(PROVIDED ENTRIES Opens)
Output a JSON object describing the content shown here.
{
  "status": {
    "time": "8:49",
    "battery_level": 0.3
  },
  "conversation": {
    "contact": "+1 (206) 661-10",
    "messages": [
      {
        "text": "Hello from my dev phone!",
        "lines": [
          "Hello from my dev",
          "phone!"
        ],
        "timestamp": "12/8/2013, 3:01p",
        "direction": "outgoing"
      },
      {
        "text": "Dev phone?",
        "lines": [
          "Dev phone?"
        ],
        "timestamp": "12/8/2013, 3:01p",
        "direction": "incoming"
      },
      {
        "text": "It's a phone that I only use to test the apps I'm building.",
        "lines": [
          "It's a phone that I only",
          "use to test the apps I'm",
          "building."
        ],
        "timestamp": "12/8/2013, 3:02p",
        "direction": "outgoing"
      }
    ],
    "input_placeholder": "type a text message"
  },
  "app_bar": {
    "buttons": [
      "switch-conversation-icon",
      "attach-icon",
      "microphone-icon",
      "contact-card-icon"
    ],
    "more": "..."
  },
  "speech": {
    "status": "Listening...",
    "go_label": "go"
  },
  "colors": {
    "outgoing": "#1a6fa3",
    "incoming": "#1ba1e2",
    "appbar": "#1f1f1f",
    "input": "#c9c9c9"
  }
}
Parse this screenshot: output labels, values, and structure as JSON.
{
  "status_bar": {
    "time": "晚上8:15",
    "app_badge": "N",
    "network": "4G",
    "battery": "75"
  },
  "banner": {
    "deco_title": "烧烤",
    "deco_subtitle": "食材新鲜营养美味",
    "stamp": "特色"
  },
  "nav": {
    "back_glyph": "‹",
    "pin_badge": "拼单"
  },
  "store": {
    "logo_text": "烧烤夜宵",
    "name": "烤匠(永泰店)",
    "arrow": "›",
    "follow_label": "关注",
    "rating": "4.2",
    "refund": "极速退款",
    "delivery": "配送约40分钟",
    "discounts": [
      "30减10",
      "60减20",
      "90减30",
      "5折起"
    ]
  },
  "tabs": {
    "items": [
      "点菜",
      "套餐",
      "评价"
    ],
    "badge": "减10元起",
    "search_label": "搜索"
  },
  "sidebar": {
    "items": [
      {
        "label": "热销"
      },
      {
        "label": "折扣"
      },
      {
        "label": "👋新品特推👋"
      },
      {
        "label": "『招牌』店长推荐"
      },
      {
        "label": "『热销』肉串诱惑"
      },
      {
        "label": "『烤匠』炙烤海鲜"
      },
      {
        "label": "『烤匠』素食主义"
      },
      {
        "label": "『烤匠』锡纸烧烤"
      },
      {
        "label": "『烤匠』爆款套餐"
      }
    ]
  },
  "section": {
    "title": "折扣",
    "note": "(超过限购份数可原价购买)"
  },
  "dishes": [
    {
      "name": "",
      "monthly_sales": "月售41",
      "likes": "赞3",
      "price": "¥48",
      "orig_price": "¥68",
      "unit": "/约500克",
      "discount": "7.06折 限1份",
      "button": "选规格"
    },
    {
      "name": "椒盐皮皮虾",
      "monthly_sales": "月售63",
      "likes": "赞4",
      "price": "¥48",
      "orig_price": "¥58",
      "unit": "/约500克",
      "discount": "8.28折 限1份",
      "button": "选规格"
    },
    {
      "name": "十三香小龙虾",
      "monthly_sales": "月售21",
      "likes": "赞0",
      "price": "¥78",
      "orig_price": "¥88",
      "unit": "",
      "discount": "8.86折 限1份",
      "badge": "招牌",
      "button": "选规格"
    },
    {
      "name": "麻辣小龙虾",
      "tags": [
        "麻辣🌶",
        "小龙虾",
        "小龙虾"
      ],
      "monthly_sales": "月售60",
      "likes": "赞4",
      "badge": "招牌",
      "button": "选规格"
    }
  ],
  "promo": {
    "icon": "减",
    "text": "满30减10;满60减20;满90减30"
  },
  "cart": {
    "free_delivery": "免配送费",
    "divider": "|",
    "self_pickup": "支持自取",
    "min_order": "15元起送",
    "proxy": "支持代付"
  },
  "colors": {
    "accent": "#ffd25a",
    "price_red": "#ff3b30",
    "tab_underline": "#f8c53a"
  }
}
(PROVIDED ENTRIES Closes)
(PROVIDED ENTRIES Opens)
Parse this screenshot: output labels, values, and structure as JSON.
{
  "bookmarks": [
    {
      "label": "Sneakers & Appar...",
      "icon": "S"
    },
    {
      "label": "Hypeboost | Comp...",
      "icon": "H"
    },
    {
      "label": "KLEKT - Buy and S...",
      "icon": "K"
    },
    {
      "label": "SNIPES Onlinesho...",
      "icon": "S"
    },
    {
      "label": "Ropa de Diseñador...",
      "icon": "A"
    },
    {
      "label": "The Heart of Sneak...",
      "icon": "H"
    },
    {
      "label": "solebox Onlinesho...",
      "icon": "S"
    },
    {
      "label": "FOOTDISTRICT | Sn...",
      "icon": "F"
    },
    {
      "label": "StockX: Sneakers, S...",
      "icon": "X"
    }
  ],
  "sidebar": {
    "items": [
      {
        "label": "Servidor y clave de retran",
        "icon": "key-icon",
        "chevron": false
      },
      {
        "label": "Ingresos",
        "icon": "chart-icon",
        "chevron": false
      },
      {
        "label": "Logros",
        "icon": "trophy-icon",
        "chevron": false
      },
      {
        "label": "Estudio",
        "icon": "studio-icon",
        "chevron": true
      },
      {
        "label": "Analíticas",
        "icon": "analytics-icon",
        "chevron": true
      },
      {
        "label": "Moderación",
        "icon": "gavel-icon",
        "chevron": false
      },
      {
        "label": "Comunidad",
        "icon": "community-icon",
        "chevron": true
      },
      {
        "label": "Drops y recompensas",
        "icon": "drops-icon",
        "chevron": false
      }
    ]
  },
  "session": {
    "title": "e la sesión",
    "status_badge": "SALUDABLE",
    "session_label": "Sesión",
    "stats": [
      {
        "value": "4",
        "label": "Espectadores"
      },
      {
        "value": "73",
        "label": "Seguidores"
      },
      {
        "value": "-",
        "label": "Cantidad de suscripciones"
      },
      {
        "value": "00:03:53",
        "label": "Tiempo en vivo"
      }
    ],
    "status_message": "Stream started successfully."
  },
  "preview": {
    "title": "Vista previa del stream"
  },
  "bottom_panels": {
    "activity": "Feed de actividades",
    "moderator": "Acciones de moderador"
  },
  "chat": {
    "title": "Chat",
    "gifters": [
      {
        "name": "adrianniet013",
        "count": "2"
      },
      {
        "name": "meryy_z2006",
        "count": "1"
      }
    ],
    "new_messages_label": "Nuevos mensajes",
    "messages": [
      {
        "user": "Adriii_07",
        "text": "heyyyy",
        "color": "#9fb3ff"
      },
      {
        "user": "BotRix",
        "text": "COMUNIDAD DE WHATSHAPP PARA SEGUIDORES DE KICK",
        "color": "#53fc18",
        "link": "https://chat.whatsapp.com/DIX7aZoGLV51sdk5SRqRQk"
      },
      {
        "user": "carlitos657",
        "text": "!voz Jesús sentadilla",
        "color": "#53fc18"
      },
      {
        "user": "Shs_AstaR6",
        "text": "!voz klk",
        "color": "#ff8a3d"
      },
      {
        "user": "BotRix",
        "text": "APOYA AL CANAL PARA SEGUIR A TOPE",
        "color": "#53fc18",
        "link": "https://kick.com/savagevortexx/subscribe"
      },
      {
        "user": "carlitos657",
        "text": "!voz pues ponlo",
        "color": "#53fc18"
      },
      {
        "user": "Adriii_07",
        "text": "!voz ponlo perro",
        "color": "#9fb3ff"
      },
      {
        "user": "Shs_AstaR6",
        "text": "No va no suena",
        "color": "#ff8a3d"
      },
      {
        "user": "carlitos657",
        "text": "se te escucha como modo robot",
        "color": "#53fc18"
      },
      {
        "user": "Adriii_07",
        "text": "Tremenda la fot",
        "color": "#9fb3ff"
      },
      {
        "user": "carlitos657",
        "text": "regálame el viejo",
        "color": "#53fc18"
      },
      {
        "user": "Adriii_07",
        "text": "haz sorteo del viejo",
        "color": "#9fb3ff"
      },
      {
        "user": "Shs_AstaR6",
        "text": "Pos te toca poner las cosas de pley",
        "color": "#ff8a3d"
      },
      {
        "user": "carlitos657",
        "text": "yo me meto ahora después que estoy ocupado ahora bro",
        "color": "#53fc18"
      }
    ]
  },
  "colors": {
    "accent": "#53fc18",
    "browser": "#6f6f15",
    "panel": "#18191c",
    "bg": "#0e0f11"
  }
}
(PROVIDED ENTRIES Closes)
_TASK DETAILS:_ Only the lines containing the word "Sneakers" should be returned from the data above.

_YOUR RESPONSE:_
      "label": "Sneakers & Appar...",
      "label": "StockX: Sneakers, S...",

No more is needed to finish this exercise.